If the search term yields more than 3 trigrams, we use the three most selective ones. If we end up with three or less trigrams, we use all the ones available. In this case, we have got more than three trigrams so lets find out which ones are more selective:
- Tes (2 occurrencs)
- est (2 occurrences)
- des (3 occurrences)*
*All remaining trigrams have 3 occurrences so it will use the first one available.
Step 3: We find records where we have a match with all three trigrams.
In this case, both products with rowId 1 and 2 are a match.
Step 4: Once we have all the records with matched trigrams, we are not done yet. Trigrams alone will potentially return more results than necessary as we are not taking into consideration the order of appearance in the target text.
Going back to our example, although we get 2 results, one of them is a false positive and that is OK. After all, trigram search is only supposed to reduce the size of your target dataset as much as possible. The search term “Test description” still needs to be applied to all rows matched using trigrams.
Our final query will still have a non-sargable predicate but it will be used against a much smaller dataset.
Once I knew what text search tool I wanted to use, it was time to put everything together.
As the article mentions, trigrams are great for simple search criteria and they can be very fast, especially when using highly selective filters. However, they require more initial groundwork.
Based on the issues discussed earlier in this article, I decided to implement a new DataMart, which would include all the data the report needs. This solves dependency issues and helps with performance.
- New ETL to load all text-based columns and additional operational data needed in the report. Trigrams are generated for each text-based column and stored separately.

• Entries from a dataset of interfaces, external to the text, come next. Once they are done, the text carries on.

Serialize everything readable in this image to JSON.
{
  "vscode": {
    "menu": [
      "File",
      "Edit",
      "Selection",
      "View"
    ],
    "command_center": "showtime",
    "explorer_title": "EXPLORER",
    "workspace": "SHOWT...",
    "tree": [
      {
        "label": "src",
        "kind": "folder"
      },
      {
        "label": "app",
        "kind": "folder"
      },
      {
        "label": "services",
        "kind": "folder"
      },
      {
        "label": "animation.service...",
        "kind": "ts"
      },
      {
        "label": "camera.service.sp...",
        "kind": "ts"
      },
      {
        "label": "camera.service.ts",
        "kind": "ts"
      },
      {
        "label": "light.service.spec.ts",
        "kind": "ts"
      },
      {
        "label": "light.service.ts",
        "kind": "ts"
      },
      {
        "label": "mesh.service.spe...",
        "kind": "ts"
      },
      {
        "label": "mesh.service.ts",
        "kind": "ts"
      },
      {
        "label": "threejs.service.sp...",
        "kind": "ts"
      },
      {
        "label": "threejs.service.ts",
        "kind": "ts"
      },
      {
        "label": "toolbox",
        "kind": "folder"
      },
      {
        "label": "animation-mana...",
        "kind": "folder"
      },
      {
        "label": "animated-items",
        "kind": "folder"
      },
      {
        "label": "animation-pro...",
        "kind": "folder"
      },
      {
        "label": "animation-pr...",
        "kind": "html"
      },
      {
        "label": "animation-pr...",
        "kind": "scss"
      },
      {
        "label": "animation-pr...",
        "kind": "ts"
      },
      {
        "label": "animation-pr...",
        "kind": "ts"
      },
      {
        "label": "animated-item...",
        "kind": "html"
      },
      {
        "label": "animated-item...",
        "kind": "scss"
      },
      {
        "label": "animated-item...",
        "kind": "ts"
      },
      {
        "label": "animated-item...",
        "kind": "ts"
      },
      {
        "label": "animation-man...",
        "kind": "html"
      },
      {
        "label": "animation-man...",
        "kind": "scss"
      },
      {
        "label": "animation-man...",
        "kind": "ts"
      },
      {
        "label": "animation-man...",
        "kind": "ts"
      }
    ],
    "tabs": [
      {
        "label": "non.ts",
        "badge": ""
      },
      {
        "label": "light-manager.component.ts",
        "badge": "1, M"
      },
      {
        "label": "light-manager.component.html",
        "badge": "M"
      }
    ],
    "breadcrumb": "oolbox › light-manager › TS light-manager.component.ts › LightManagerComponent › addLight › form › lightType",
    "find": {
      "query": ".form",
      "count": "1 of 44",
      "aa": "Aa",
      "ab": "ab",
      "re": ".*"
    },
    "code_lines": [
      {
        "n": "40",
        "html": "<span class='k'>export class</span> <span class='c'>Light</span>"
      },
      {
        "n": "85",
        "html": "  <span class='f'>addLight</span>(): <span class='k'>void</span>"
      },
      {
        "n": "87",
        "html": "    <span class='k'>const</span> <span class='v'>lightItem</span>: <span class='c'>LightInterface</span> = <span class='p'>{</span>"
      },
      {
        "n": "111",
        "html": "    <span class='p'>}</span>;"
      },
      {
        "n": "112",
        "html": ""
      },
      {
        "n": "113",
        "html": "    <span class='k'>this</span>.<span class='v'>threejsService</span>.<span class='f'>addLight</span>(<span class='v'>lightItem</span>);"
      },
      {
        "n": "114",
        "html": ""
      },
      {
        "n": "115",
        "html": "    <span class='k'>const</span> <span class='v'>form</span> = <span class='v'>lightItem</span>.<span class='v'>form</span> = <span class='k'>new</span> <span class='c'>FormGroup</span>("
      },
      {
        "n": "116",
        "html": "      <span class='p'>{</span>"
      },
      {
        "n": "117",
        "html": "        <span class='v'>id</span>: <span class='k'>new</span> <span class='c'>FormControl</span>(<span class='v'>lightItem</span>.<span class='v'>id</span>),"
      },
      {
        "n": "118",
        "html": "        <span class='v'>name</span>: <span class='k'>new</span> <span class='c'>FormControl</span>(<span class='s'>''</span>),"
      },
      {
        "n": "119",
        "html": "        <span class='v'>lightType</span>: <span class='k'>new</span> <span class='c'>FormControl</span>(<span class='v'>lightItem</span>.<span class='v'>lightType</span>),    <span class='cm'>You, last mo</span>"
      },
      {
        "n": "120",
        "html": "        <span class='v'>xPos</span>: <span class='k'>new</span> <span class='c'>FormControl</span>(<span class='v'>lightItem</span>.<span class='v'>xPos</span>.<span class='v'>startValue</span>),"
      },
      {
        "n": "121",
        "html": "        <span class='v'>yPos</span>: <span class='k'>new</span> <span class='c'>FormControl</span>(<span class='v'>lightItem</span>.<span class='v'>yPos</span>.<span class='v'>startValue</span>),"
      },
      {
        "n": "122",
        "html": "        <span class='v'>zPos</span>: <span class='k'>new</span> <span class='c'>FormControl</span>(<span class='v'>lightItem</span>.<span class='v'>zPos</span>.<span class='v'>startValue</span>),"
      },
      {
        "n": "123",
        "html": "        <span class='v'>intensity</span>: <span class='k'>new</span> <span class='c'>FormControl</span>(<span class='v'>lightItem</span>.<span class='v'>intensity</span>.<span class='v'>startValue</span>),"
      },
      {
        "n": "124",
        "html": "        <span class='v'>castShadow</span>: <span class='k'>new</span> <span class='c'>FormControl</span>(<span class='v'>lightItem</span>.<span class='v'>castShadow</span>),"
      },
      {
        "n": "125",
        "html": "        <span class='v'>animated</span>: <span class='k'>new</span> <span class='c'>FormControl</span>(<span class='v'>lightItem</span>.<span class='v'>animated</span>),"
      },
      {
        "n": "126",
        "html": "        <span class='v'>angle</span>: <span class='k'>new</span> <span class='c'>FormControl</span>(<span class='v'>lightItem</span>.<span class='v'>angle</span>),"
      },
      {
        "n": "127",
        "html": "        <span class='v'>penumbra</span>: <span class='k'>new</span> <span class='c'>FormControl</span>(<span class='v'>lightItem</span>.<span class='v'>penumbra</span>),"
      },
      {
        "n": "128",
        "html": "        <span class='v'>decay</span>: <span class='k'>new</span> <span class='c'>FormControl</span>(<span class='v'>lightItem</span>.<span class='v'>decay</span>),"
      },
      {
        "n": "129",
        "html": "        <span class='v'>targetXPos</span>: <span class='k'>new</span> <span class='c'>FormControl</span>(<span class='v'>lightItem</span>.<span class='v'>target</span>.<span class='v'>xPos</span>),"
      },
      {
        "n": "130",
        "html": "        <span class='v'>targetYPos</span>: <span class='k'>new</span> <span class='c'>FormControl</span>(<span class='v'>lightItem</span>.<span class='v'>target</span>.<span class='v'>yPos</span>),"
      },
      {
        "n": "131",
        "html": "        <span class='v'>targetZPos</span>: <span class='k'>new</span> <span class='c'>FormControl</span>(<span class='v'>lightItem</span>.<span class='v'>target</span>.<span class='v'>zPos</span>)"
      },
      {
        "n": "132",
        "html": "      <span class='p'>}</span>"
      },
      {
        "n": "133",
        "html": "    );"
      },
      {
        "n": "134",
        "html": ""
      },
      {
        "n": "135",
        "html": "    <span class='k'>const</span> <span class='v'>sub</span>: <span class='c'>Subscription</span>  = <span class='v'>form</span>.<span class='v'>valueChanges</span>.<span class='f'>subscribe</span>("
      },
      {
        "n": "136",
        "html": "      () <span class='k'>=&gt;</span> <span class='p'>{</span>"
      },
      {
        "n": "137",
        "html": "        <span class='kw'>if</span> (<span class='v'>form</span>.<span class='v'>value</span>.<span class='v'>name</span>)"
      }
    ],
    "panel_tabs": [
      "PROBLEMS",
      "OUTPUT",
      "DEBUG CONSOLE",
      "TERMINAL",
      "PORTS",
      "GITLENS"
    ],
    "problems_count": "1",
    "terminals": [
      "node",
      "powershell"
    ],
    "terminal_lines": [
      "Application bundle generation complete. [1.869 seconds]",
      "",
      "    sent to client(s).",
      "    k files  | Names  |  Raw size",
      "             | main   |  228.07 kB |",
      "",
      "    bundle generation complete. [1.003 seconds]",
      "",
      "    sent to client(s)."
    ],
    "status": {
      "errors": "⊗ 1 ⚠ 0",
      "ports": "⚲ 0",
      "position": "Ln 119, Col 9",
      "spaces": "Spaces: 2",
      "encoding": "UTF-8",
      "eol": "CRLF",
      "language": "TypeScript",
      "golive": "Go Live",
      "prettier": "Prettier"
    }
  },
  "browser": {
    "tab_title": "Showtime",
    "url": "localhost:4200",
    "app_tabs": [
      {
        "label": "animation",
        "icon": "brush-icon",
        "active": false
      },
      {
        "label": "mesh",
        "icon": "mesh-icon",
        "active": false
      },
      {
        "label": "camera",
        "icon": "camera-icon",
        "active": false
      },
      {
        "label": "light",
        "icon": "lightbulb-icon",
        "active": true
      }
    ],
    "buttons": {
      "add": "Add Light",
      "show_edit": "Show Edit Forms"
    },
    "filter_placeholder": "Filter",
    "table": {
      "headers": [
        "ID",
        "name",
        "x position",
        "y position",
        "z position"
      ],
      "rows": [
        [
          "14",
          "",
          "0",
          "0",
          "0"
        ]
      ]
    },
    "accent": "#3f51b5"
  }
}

- Report runs a stored procedure which pulls data from the new Datamart only. Trigrams are used to reduce the number of results before applying the search term again with LIKE operator.